We have also had the story of a hostel being left understaffed. When a woman went to visit her mother there, she and other visitors actually ended up having to support the nurse that was on duty because she was feeling so stressed by the level of workload that had been placed upon her shoulders. Another person in the same place complained because her mother had been left stark naked for 45 minutes because somebody had been called away. These are all examples of the provision of poor care to patients, and I think that the government has to stand condemned. It was warned that these things would happen but it has chosen to ignore that warning and this is now happening.

I also have concerns about what is happening in rural areas because I am being told more and more by institutions in those areas that if they are small their viability is really in danger. There is also an anomaly in the Aged Care Act, which is affecting people in rural areas. I notice that there is an adviser in the box. I presume that the adviser has seen the letter from Ms Sue Irvine from Southern Cross Homes in Broken Hill, because it is in the article that has appeared in the Barrier Daily Truth of Friday, 12 March. It is an anomaly where a resident owns a home and has total assets—including the home—below $23,500.

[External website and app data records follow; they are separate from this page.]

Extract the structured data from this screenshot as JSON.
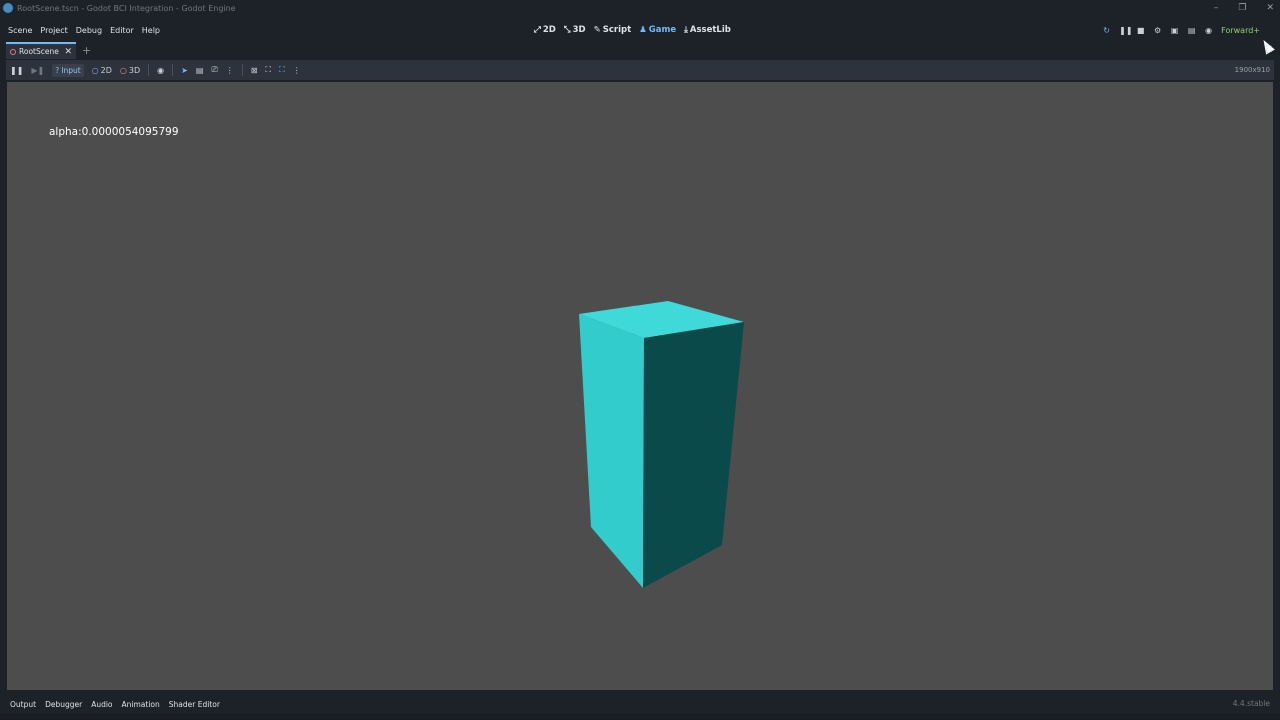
{
  "window": {
    "title": "RootScene.tscn - Godot BCI Integration - Godot Engine",
    "controls": [
      "–",
      "❐",
      "✕"
    ]
  },
  "menu": [
    "Scene",
    "Project",
    "Debug",
    "Editor",
    "Help"
  ],
  "main_screens": [
    {
      "icon": "2d-icon",
      "glyph": "⤢",
      "label": "2D"
    },
    {
      "icon": "3d-icon",
      "glyph": "⤡",
      "label": "3D"
    },
    {
      "icon": "script-icon",
      "glyph": "✎",
      "label": "Script"
    },
    {
      "icon": "game-icon",
      "glyph": "♟",
      "label": "Game"
    },
    {
      "icon": "assetlib-icon",
      "glyph": "⤓",
      "label": "AssetLib"
    }
  ],
  "active_screen": "Game",
  "run_bar": {
    "renderer": "Forward+"
  },
  "tabs": [
    {
      "label": "RootScene",
      "close": "✕"
    }
  ],
  "tab_add": "+",
  "game_toolbar": {
    "input_label": "Input",
    "node_2d_label": "2D",
    "node_3d_label": "3D",
    "resolution": "1900x910"
  },
  "viewport": {
    "alpha_text": "alpha:0.0000054095799",
    "background": "#4d4d4d",
    "cube_colors": {
      "front": "#33cccc",
      "side": "#0a4a4a",
      "top": "#3fd9d9"
    }
  },
  "bottom_tabs": [
    "Output",
    "Debugger",
    "Audio",
    "Animation",
    "Shader Editor"
  ],
  "version": "4.4.stable",
  "colors": {
    "accent": "#70bafa",
    "renderer": "#8fd16b",
    "editor_bg": "#1d2229",
    "panel_bg": "#2d333c"
  }
}
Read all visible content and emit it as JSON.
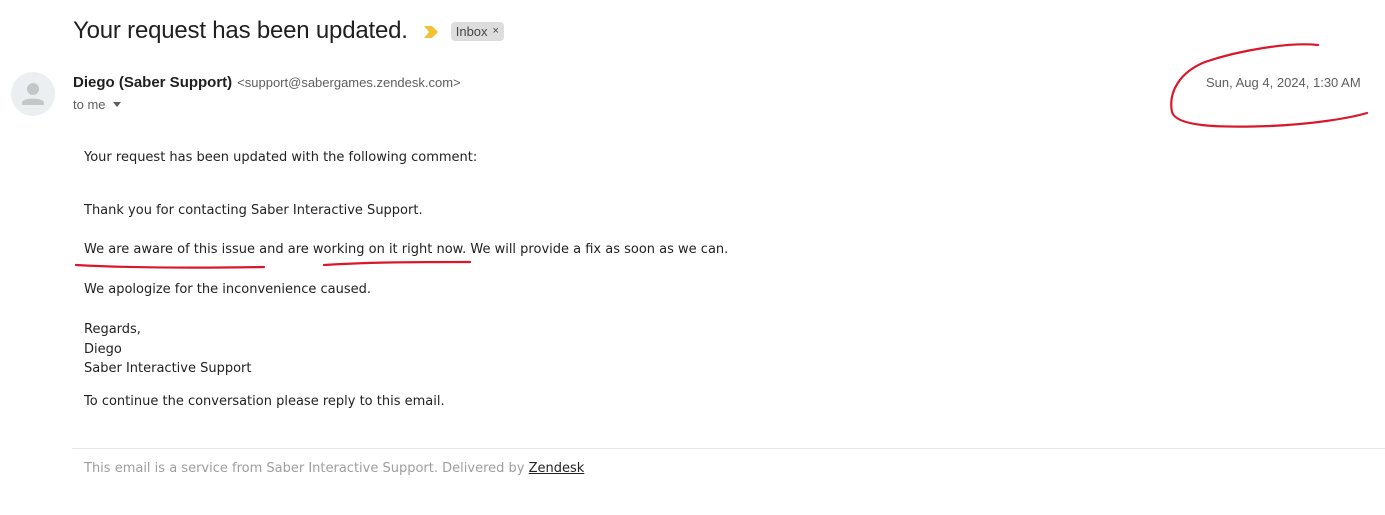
{
  "header": {
    "subject": "Your request has been updated.",
    "label_chip": "Inbox",
    "label_close": "×"
  },
  "sender": {
    "name": "Diego (Saber Support)",
    "email": "<support@sabergames.zendesk.com>",
    "to": "to me",
    "date": "Sun, Aug 4, 2024, 1:30 AM"
  },
  "body": {
    "line1": "Your request has been updated with the following comment:",
    "line2": "Thank you for contacting Saber Interactive Support.",
    "line3": "We are aware of this issue and are working on it right now. We will provide a fix as soon as we can.",
    "line4": "We apologize for the inconvenience caused.",
    "line5": "Regards,",
    "line6": "Diego",
    "line7": "Saber Interactive Support",
    "line8": "To continue the conversation please reply to this email."
  },
  "footer": {
    "text": "This email is a service from Saber Interactive Support. Delivered by ",
    "link": "Zendesk"
  },
  "colors": {
    "importance_marker": "#f2c232",
    "annotation_red": "#d9182b"
  },
  "icons": {
    "importance": "importance-marker-icon",
    "avatar": "person-avatar-icon",
    "caret": "chevron-down-icon"
  }
}
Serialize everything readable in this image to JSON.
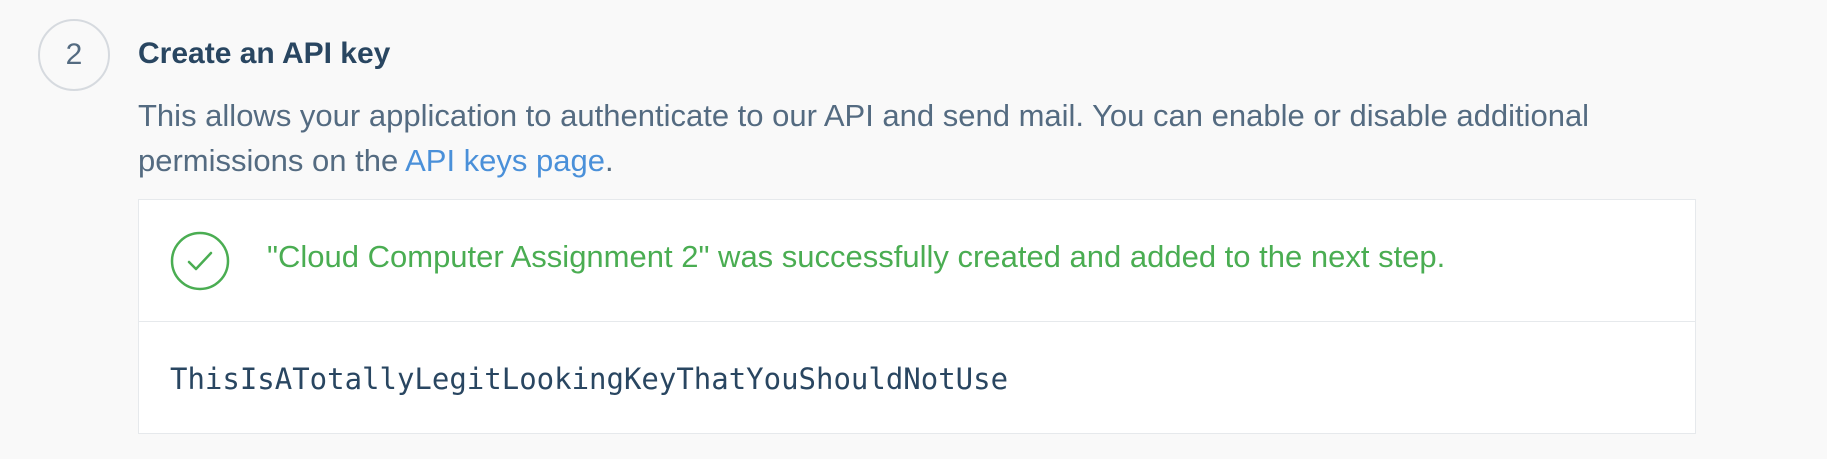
{
  "step": {
    "number": "2",
    "title": "Create an API key",
    "description_before": "This allows your application to authenticate to our API and send mail. You can enable or disable additional permissions on the ",
    "description_link": "API keys page",
    "description_after": "."
  },
  "result": {
    "success_message": "\"Cloud Computer Assignment 2\" was successfully created and added to the next step.",
    "api_key": "ThisIsATotallyLegitLookingKeyThatYouShouldNotUse",
    "icon": "check-circle-icon"
  },
  "colors": {
    "success": "#4aad52",
    "link": "#4a90d9",
    "heading": "#294661",
    "body_text": "#546b81",
    "border": "#e6e9ec"
  }
}
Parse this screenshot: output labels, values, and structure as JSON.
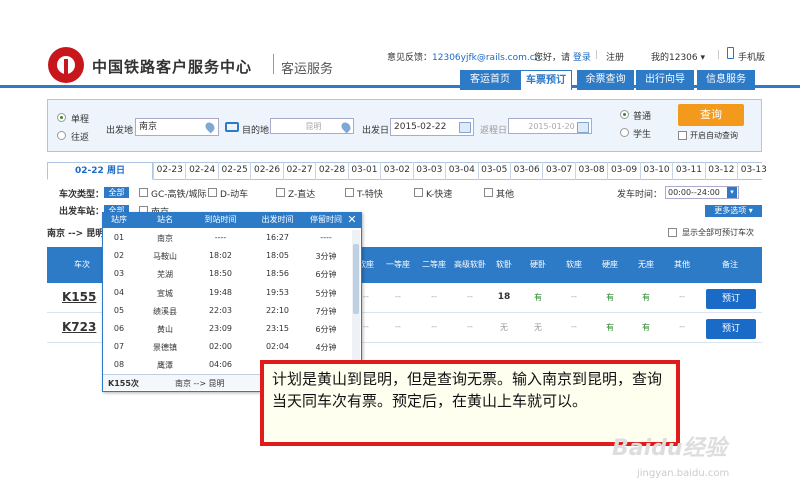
{
  "header": {
    "brand": "中国铁路客户服务中心",
    "sub": "客运服务",
    "feedback_label": "意见反馈：",
    "feedback_email": "12306yjfk@rails.com.cn",
    "greeting": "您好，请",
    "login": "登录",
    "register": "注册",
    "my12306": "我的12306",
    "mobile": "手机版"
  },
  "nav": [
    "客运首页",
    "车票预订",
    "余票查询",
    "出行向导",
    "信息服务"
  ],
  "search": {
    "one_way": "单程",
    "round_trip": "往返",
    "from_label": "出发地",
    "from_value": "南京",
    "to_label": "目的地",
    "to_value": "昆明",
    "date_label": "出发日",
    "date_value": "2015-02-22",
    "return_label": "返程日",
    "return_value": "2015-01-20",
    "normal": "普通",
    "student": "学生",
    "query": "查询",
    "auto_query": "开启自动查询"
  },
  "dates": [
    "02-22 周日",
    "02-23",
    "02-24",
    "02-25",
    "02-26",
    "02-27",
    "02-28",
    "03-01",
    "03-02",
    "03-03",
    "03-04",
    "03-05",
    "03-06",
    "03-07",
    "03-08",
    "03-09",
    "03-10",
    "03-11",
    "03-12",
    "03-13"
  ],
  "filters": {
    "type_label": "车次类型：",
    "all": "全部",
    "types": [
      "GC-高铁/城际",
      "D-动车",
      "Z-直达",
      "T-特快",
      "K-快速",
      "其他"
    ],
    "station_label": "出发车站：",
    "station_all": "全部",
    "station": "南京",
    "depart_time_label": "发车时间：",
    "depart_time": "00:00--24:00",
    "more": "更多选项"
  },
  "results": {
    "route": "南京 --> 昆明",
    "show_all": "显示全部可预订车次",
    "headers": {
      "train": "车次",
      "soft_sleep_plus": "软座",
      "first": "一等座",
      "second": "二等座",
      "hi_soft": "高级软卧",
      "soft_sleep": "软卧",
      "hard_sleep": "硬卧",
      "soft_seat": "软座",
      "hard_seat": "硬座",
      "no_seat": "无座",
      "other": "其他",
      "note": "备注"
    },
    "rows": [
      {
        "train": "K155",
        "cells": [
          "--",
          "--",
          "--",
          "--",
          "18",
          "有",
          "--",
          "有",
          "有",
          "--"
        ],
        "book": "预订"
      },
      {
        "train": "K723",
        "cells": [
          "--",
          "--",
          "--",
          "--",
          "无",
          "无",
          "--",
          "有",
          "有",
          "--"
        ],
        "book": "预订"
      }
    ]
  },
  "popup": {
    "headers": [
      "站序",
      "站名",
      "到站时间",
      "出发时间",
      "停留时间"
    ],
    "rows": [
      [
        "01",
        "南京",
        "----",
        "16:27",
        "----"
      ],
      [
        "02",
        "马鞍山",
        "18:02",
        "18:05",
        "3分钟"
      ],
      [
        "03",
        "芜湖",
        "18:50",
        "18:56",
        "6分钟"
      ],
      [
        "04",
        "宣城",
        "19:48",
        "19:53",
        "5分钟"
      ],
      [
        "05",
        "绩溪县",
        "22:03",
        "22:10",
        "7分钟"
      ],
      [
        "06",
        "黄山",
        "23:09",
        "23:15",
        "6分钟"
      ],
      [
        "07",
        "景德镇",
        "02:00",
        "02:04",
        "4分钟"
      ],
      [
        "08",
        "鹰潭",
        "04:06",
        "",
        ""
      ]
    ],
    "footer_train": "K155次",
    "footer_route": "南京 --> 昆明"
  },
  "annotation": "计划是黄山到昆明，但是查询无票。输入南京到昆明，查询当天同车次有票。预定后，在黄山上车就可以。",
  "watermark": "Baidu经验",
  "watermark_url": "jingyan.baidu.com",
  "colors": {
    "brand_red": "#c8161d",
    "accent_blue": "#2d7ac7",
    "query_orange": "#f39a1c",
    "highlight_red": "#e11b1b"
  }
}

Before people tell me that that is not possible, I suggest they go and visit Broken Hill, where in the last few weeks the city has been told that the mine will close in a couple of years and there is a number of very small old miners' cottages for sale at very low prices. But, if a person does not have a home and has assets below this amount, they are considered concessional and get $12 a day. People who have assets below $23,500, and that includes their own home, are not classified concessional. This is an anomaly. When it comes to trying to claim hardship provisions they cannot do it. The government needs to fix it—no bleating from anybody. This is something about which an aged care provider has been writing to the department and to the minister for some considerable time.

If a resident has total assets including the family home of less than $23,500 they cannot be considered concessional. The department advises that residents with total assets of less than $37,000 can apply for hardship provisions. However, if a resident has less than $23,500 they cannot be charged an accommodation charge. But, she has been told that the department cannot consider a hardship application if a facility has not charged an accommodation charge.

There is a wonderful little loophole and you have done nothing about it. This particular person, Mrs Irvine, has been writing to the minister for some time about this issue and nothing has happened. It is another area where this government is disadvantaging people living in rural areas, particularly those who are elderly.

The other concern that elderly and rural people may have is the cost of accreditation for small nursing homes and small hostels. The amount of paperwork required is very similar no matter what the size of the institution, but there is nothing there. The other question I would like to touch on is the length of time an institution that has failed certification is given before it is required to actually close its doors. I know of one that was failed last year and the patients are still there. They have been told that they might be moved out of the nursing home some time this year. It is a good question.

I see that my previous comment about loopholes and anomalies has prompted some action on behalf of the departmental officer in the advisers box. Maybe that has been fixed in the last week. Wouldn't that be wonderful?